» **Your goal**: Could you filter the records below down to the lines that include the word "Browser"?

» **Data provided**:

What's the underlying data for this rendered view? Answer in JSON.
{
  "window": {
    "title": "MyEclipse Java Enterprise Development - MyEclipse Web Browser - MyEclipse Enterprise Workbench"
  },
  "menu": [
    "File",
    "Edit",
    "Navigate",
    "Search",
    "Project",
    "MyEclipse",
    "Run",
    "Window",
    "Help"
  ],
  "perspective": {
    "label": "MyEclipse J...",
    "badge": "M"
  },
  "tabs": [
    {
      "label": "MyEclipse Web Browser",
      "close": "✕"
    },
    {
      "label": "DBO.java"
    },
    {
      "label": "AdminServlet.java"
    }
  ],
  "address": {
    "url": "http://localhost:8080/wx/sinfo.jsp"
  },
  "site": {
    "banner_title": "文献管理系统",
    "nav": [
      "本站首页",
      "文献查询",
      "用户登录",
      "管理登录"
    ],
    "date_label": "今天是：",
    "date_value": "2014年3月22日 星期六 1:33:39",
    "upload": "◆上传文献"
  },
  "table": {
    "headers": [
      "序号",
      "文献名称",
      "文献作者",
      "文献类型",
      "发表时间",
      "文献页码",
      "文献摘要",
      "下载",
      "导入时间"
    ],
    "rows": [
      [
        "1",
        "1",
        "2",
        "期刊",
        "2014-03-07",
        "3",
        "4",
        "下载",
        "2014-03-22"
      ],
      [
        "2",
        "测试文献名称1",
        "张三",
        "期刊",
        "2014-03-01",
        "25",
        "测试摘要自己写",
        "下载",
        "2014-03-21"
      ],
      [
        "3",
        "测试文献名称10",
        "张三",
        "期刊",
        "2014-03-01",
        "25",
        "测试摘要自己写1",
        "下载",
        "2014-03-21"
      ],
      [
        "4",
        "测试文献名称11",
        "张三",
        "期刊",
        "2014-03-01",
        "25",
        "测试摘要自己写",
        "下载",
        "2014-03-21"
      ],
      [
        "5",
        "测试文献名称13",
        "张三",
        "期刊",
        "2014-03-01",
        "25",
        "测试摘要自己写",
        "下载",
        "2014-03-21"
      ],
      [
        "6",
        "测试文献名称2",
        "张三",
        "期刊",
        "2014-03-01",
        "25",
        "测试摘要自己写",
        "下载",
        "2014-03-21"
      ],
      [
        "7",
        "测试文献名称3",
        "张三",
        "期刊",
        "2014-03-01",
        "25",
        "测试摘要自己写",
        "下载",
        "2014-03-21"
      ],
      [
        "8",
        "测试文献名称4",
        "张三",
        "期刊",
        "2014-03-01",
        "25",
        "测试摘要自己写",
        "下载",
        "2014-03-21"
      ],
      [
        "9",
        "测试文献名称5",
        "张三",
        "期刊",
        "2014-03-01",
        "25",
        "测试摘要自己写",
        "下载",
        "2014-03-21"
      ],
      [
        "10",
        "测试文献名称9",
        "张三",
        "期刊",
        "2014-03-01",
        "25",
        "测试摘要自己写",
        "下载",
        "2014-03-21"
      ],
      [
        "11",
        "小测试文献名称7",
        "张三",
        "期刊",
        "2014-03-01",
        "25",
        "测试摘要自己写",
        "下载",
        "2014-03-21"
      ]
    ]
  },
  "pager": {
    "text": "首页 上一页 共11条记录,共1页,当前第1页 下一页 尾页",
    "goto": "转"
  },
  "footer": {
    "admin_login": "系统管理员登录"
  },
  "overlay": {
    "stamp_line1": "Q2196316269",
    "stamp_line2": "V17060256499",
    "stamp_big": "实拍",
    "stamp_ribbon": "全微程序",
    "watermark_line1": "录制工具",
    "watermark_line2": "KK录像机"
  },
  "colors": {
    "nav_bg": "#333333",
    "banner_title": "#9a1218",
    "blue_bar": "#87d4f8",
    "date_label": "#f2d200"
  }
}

» **Written reply**:
    "title": "MyEclipse Java Enterprise Development - MyEclipse Web Browser - MyEclipse Enterprise Workbench"
      "label": "MyEclipse Web Browser",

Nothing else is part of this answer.